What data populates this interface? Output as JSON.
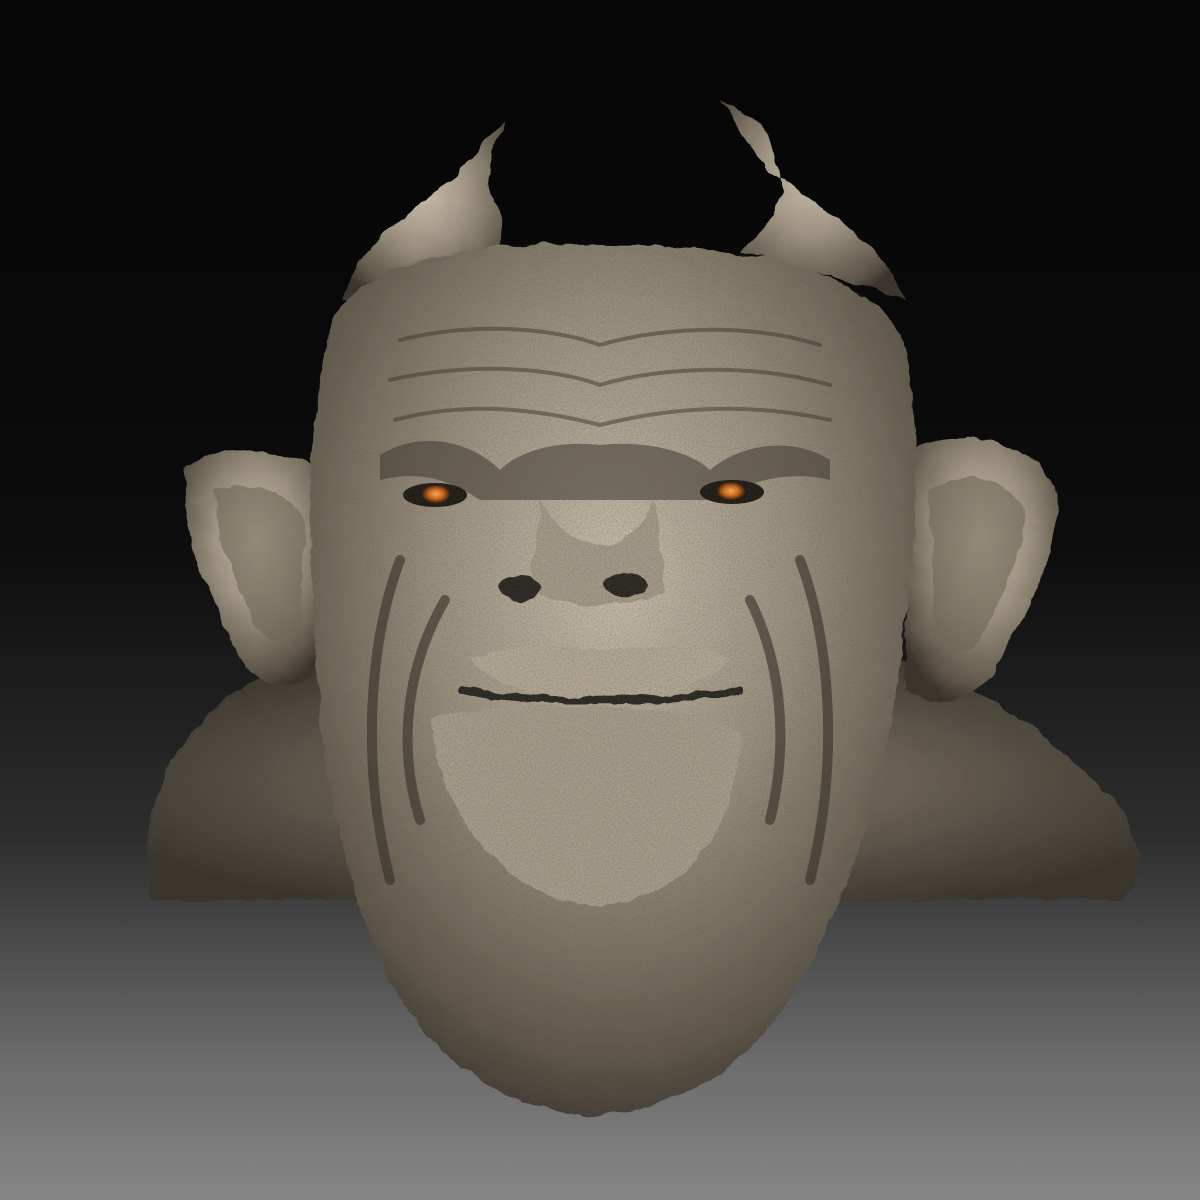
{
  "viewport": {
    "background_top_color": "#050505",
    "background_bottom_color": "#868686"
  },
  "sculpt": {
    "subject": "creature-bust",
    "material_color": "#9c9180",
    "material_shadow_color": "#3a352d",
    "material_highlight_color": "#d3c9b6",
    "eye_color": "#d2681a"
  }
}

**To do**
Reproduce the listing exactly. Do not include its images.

**Exercise result**
What data populates this interface? Output as JSON.
{
  "viewport": {
    "background_top_color": "#050505",
    "background_bottom_color": "#868686"
  },
  "sculpt": {
    "subject": "creature-bust",
    "material_color": "#9c9180",
    "material_shadow_color": "#3a352d",
    "material_highlight_color": "#d3c9b6",
    "eye_color": "#d2681a"
  }
}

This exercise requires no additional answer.